── Given records ──

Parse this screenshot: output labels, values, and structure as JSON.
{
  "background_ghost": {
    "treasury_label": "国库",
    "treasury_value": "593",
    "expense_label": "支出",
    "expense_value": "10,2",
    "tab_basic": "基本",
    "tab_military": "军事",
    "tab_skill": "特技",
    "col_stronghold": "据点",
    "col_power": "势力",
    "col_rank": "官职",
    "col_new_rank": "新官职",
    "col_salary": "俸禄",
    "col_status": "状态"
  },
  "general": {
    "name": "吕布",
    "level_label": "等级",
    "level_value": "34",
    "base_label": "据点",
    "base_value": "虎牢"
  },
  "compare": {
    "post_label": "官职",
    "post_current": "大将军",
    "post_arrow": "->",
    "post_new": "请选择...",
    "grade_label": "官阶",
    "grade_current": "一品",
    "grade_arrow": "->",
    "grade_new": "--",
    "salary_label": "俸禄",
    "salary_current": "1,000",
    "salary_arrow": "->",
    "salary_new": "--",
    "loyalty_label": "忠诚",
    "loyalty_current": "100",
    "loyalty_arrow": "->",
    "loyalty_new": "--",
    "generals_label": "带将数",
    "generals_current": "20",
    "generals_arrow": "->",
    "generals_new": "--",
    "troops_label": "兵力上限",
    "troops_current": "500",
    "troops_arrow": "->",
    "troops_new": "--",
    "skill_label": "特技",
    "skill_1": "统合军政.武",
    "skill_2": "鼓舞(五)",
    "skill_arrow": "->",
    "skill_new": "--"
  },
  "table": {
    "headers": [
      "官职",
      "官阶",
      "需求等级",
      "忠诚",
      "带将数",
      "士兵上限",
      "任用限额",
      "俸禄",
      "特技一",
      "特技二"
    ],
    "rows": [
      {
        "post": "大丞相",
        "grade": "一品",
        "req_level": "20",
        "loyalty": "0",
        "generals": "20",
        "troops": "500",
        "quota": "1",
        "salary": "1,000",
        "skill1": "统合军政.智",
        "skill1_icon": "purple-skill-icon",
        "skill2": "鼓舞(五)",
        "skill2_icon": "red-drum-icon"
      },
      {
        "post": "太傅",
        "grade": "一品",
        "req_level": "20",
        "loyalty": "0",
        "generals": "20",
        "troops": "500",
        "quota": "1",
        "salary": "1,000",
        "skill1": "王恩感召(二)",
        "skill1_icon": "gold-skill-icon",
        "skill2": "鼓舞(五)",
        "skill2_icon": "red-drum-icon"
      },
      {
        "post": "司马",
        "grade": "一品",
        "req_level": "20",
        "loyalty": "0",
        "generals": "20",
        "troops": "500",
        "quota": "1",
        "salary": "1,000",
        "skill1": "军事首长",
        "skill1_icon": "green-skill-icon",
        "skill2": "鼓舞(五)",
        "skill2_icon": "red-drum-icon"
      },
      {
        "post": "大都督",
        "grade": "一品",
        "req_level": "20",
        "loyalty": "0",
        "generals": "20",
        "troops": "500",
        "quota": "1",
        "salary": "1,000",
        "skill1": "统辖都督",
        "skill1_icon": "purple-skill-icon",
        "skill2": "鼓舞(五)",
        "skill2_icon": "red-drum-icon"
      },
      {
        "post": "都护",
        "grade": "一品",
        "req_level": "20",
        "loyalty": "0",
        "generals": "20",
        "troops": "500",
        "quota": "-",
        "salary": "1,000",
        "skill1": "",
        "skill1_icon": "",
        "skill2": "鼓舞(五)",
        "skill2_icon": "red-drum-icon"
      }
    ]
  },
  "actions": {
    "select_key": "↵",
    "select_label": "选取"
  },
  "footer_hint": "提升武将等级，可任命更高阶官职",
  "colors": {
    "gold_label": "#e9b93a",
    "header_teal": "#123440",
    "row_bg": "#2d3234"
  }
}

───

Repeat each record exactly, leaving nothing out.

Parse this screenshot: output labels, values, and structure as JSON.
{
  "background_ghost": {
    "treasury_label": "国库",
    "treasury_value": "593",
    "expense_label": "支出",
    "expense_value": "10,2",
    "tab_basic": "基本",
    "tab_military": "军事",
    "tab_skill": "特技",
    "col_stronghold": "据点",
    "col_power": "势力",
    "col_rank": "官职",
    "col_new_rank": "新官职",
    "col_salary": "俸禄",
    "col_status": "状态"
  },
  "general": {
    "name": "吕布",
    "level_label": "等级",
    "level_value": "34",
    "base_label": "据点",
    "base_value": "虎牢"
  },
  "compare": {
    "post_label": "官职",
    "post_current": "大将军",
    "post_arrow": "->",
    "post_new": "请选择...",
    "grade_label": "官阶",
    "grade_current": "一品",
    "grade_arrow": "->",
    "grade_new": "--",
    "salary_label": "俸禄",
    "salary_current": "1,000",
    "salary_arrow": "->",
    "salary_new": "--",
    "loyalty_label": "忠诚",
    "loyalty_current": "100",
    "loyalty_arrow": "->",
    "loyalty_new": "--",
    "generals_label": "带将数",
    "generals_current": "20",
    "generals_arrow": "->",
    "generals_new": "--",
    "troops_label": "兵力上限",
    "troops_current": "500",
    "troops_arrow": "->",
    "troops_new": "--",
    "skill_label": "特技",
    "skill_1": "统合军政.武",
    "skill_2": "鼓舞(五)",
    "skill_arrow": "->",
    "skill_new": "--"
  },
  "table": {
    "headers": [
      "官职",
      "官阶",
      "需求等级",
      "忠诚",
      "带将数",
      "士兵上限",
      "任用限额",
      "俸禄",
      "特技一",
      "特技二"
    ],
    "rows": [
      {
        "post": "大丞相",
        "grade": "一品",
        "req_level": "20",
        "loyalty": "0",
        "generals": "20",
        "troops": "500",
        "quota": "1",
        "salary": "1,000",
        "skill1": "统合军政.智",
        "skill1_icon": "purple-skill-icon",
        "skill2": "鼓舞(五)",
        "skill2_icon": "red-drum-icon"
      },
      {
        "post": "太傅",
        "grade": "一品",
        "req_level": "20",
        "loyalty": "0",
        "generals": "20",
        "troops": "500",
        "quota": "1",
        "salary": "1,000",
        "skill1": "王恩感召(二)",
        "skill1_icon": "gold-skill-icon",
        "skill2": "鼓舞(五)",
        "skill2_icon": "red-drum-icon"
      },
      {
        "post": "司马",
        "grade": "一品",
        "req_level": "20",
        "loyalty": "0",
        "generals": "20",
        "troops": "500",
        "quota": "1",
        "salary": "1,000",
        "skill1": "军事首长",
        "skill1_icon": "green-skill-icon",
        "skill2": "鼓舞(五)",
        "skill2_icon": "red-drum-icon"
      },
      {
        "post": "大都督",
        "grade": "一品",
        "req_level": "20",
        "loyalty": "0",
        "generals": "20",
        "troops": "500",
        "quota": "1",
        "salary": "1,000",
        "skill1": "统辖都督",
        "skill1_icon": "purple-skill-icon",
        "skill2": "鼓舞(五)",
        "skill2_icon": "red-drum-icon"
      },
      {
        "post": "都护",
        "grade": "一品",
        "req_level": "20",
        "loyalty": "0",
        "generals": "20",
        "troops": "500",
        "quota": "-",
        "salary": "1,000",
        "skill1": "",
        "skill1_icon": "",
        "skill2": "鼓舞(五)",
        "skill2_icon": "red-drum-icon"
      }
    ]
  },
  "actions": {
    "select_key": "↵",
    "select_label": "选取"
  },
  "footer_hint": "提升武将等级，可任命更高阶官职",
  "colors": {
    "gold_label": "#e9b93a",
    "header_teal": "#123440",
    "row_bg": "#2d3234"
  }
}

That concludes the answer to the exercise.